United Airlines has ordered 100 new Boeing 787 Dreamliners in a contract with an option to add 100 more — the largest widebody aircraft order by a U.S. carrier in commercial aviation history, according to the company.
This order will bring United Airlines total aircraft to roughly 700 new narrow and widebody passenger aircraft by 2032 to support its global fleet.
“Boeing is our largest exporter (with) high tech manufacturing jobs — the very kinds of jobs we are working hard to repatriate to the United States,” said Scott Kirby, chief executive officer at United Airlines.
Approximately 100 planes in the widebody order are expected to replace older Boeing 767 and Boeing 777 aircraft, with all 767 aircraft removed from the United fleet by 2030. United also exercised options to purchase 44 Boeing 737 MAX aircraft for delivery between 2024 and 2026. It ordered 56 more MAX aircraft for delivery between 2027 and 2028.
United expects to take delivery of the new widebody planes between 2024 and 2032 and can choose among the 787-8, -9 or -10 models, providing flexibility to support a wide range of routes.
Boeing’s Dreamliner program is based in North Charleston, which is one of two final assembly locations for the 787-8, -9 and -10.

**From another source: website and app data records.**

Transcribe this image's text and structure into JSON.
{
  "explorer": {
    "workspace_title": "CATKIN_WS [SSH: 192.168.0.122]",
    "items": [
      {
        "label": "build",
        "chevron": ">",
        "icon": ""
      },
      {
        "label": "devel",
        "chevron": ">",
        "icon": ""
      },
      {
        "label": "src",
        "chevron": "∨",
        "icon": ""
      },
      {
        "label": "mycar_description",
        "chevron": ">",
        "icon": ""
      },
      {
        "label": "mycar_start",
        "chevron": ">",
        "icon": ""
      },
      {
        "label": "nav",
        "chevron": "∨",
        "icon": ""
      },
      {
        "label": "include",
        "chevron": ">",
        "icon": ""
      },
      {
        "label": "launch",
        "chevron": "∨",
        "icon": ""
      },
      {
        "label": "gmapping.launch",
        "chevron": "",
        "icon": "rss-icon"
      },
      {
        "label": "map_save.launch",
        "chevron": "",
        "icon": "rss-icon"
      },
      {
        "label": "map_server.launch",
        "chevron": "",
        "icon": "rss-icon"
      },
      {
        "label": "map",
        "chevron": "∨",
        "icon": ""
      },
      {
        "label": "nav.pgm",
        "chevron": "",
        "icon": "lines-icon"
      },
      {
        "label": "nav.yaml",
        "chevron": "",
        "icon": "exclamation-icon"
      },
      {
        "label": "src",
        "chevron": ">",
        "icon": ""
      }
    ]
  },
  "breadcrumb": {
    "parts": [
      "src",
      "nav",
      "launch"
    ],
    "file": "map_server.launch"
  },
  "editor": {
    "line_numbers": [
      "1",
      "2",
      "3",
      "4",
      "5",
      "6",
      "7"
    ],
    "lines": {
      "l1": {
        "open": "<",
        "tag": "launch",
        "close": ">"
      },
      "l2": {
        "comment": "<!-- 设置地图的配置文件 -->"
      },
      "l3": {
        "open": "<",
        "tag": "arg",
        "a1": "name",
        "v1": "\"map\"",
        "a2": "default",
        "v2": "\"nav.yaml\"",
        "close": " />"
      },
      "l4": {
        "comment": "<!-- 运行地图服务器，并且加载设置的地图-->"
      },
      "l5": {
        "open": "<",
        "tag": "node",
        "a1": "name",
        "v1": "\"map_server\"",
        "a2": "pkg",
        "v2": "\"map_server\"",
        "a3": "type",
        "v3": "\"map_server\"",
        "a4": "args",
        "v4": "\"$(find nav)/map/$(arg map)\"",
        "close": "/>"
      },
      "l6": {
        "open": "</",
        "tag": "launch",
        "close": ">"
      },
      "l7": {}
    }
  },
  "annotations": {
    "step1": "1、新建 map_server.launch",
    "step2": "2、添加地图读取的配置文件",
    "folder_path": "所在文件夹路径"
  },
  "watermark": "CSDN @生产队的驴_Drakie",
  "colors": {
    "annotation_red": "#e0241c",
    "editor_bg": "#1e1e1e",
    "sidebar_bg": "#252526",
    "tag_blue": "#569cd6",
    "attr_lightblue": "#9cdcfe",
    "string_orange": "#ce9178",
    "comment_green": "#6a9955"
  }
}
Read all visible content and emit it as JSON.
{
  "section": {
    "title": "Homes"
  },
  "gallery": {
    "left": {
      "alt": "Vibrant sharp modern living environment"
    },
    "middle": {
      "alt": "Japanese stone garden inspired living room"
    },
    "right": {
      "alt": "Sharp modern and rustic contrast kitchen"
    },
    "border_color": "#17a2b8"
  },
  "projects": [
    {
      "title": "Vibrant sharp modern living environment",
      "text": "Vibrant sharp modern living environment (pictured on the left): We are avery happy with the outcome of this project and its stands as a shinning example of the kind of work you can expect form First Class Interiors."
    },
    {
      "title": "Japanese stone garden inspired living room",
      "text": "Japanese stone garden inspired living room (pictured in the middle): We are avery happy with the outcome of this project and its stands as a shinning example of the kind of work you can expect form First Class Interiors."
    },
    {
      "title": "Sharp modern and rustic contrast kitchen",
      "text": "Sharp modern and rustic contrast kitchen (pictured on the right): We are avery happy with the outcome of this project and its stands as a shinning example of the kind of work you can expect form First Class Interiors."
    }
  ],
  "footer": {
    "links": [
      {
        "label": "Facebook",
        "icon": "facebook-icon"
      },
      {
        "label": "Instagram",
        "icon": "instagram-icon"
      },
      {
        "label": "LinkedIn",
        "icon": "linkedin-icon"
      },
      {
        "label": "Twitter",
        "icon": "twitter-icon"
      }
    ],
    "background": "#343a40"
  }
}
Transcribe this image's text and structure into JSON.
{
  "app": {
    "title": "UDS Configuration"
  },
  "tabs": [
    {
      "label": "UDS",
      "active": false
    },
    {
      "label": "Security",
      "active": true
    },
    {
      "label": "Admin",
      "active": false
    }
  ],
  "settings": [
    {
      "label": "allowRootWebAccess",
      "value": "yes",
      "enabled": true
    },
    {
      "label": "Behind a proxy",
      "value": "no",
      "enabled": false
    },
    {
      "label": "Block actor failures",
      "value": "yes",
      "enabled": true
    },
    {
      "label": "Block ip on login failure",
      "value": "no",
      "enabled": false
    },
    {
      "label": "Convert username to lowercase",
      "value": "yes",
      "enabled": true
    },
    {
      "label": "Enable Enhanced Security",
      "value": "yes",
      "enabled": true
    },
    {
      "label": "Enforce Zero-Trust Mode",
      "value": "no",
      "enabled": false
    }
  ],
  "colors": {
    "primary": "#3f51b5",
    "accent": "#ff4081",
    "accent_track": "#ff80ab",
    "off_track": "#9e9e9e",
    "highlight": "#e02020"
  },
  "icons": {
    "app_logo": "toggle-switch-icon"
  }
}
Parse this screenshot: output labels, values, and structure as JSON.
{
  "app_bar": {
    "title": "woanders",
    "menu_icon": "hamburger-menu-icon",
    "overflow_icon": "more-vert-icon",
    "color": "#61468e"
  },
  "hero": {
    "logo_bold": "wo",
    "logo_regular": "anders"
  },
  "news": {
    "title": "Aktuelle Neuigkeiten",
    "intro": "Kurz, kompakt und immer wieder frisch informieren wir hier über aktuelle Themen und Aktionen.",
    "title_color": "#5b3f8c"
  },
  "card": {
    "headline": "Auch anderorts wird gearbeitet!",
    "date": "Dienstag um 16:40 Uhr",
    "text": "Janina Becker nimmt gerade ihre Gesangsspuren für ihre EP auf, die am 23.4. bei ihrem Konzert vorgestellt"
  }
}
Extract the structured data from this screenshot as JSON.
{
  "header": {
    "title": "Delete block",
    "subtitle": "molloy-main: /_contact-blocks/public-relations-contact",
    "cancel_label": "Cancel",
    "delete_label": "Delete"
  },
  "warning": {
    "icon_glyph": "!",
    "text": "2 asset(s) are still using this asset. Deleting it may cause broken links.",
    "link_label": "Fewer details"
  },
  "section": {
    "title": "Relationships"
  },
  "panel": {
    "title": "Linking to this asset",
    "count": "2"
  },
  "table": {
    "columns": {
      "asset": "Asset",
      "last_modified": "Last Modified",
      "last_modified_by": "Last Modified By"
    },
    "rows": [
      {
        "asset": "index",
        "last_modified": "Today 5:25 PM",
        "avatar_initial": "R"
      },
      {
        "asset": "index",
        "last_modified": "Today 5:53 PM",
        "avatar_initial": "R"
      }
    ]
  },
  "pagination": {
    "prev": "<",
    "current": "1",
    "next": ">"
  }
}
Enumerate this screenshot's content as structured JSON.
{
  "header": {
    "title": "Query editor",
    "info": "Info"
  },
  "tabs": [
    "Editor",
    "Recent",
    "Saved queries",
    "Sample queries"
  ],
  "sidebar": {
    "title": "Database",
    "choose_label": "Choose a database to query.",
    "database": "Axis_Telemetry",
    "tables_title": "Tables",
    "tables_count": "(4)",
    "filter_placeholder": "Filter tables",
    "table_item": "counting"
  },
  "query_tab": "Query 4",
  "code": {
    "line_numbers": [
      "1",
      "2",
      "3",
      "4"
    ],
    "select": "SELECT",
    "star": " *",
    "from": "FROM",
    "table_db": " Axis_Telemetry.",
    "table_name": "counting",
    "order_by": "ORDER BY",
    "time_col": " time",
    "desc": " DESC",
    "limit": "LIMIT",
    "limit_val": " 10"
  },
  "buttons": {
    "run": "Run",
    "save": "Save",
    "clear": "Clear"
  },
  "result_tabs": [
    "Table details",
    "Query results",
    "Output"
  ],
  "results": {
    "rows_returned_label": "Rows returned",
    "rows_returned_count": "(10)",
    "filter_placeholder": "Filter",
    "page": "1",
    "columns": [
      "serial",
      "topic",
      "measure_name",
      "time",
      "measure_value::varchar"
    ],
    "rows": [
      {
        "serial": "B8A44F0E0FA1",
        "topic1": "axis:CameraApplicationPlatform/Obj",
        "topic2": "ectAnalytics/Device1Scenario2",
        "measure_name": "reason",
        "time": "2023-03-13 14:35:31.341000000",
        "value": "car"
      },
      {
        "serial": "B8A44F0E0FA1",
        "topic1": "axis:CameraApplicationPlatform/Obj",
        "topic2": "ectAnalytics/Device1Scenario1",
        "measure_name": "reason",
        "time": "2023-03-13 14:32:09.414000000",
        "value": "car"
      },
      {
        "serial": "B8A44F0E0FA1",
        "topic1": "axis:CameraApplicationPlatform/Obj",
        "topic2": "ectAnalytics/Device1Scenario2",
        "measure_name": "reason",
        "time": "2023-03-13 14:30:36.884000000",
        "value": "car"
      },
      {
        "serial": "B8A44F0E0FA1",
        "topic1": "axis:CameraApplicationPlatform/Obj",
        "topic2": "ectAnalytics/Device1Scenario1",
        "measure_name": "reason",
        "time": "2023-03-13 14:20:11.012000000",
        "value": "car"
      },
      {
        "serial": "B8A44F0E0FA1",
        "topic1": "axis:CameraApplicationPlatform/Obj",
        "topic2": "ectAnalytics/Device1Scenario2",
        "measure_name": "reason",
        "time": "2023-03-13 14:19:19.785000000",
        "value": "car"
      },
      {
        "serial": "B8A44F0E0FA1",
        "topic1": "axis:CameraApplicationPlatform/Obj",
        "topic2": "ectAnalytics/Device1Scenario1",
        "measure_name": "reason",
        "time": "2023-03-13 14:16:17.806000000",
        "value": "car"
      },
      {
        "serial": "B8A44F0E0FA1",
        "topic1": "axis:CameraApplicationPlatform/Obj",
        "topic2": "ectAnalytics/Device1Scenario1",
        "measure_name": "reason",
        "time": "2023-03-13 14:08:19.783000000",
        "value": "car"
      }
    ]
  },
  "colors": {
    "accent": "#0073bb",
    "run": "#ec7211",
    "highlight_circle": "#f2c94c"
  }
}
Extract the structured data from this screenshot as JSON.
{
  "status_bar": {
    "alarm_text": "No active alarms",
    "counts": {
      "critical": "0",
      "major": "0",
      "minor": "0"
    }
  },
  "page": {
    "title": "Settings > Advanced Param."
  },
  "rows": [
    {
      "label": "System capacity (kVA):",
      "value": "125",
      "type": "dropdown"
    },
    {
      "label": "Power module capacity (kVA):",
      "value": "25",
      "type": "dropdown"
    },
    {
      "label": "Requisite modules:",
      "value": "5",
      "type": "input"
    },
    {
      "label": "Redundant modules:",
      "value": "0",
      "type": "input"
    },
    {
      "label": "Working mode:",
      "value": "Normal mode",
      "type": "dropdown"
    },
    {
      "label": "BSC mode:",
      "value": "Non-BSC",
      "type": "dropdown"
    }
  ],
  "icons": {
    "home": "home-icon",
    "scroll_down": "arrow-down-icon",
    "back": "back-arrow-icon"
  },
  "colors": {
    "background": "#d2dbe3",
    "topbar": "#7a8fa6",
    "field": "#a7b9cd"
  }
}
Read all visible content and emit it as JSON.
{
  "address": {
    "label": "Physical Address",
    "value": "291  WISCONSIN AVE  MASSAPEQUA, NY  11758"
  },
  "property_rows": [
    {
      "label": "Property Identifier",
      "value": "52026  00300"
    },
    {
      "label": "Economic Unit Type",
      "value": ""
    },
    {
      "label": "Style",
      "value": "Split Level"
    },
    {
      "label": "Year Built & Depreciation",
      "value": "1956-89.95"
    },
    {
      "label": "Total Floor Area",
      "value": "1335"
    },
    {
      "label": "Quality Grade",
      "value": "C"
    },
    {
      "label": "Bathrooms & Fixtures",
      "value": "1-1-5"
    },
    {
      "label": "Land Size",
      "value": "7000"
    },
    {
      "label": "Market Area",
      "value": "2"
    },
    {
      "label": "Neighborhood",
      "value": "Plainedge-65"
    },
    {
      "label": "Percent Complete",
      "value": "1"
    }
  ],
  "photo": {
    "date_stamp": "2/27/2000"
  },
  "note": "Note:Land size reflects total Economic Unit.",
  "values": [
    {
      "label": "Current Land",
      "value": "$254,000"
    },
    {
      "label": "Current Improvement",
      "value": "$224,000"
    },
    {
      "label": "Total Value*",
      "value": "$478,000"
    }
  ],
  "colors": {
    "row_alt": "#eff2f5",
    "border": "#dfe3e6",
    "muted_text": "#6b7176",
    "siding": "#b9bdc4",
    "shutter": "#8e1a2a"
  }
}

See related: Boeing makes first delivery since 2021.
Executives said the order will support United Airlines’ move in expanding its global fleet and adding more international flights, in line with the company’s United Next plan.
In the last two years, United added 13 new international destinations, 40 new international routes and extra trips to 10 existing international routes.
The Boeing 787 Dreamliner promises a premium flight experience. More than 90% of the United Airlines international widebody planes already feature the United Polaris business class seat and big seats that turn into beds along with luxury blankets and pillows.
The new planes will be more fuel efficient with an expected 25% decrease in carbon emissions per seat for the new planes compared to the older planes they are expected to replace. Kirby noted that supply chain issues have improved in the last six months, giving executives confidence that the Dreamliners will be delivered on or close to schedule.
“While the supply chain is challenged at both Boeing and Airbus — and we’re already a little bit behind on aircraft deliveries this year — we're going to take delivery of an awful lot of airplanes in the next few years, even if some of them get pushed to the right a little bit,” said Kirby. “We've already taken into account some expected delays.”
The order is expected to lead to increased hiring at United Airlines. The Chicago-based company hired 15,000 people in 2022 and is on track to add another 15,000 next year.
The airline hired about 2,400 pilots and plans to add more than 2,500 pilots in 2023, with a goal to add 10,000 pilots in the next decade. United will hire more than 18,000 new flight attendants in the coming years with more than 4,000 expected to join the team in 2023.
More details about the United Airlines-Boeing announcement will be available later today following a media tour of Boeing South Carolina.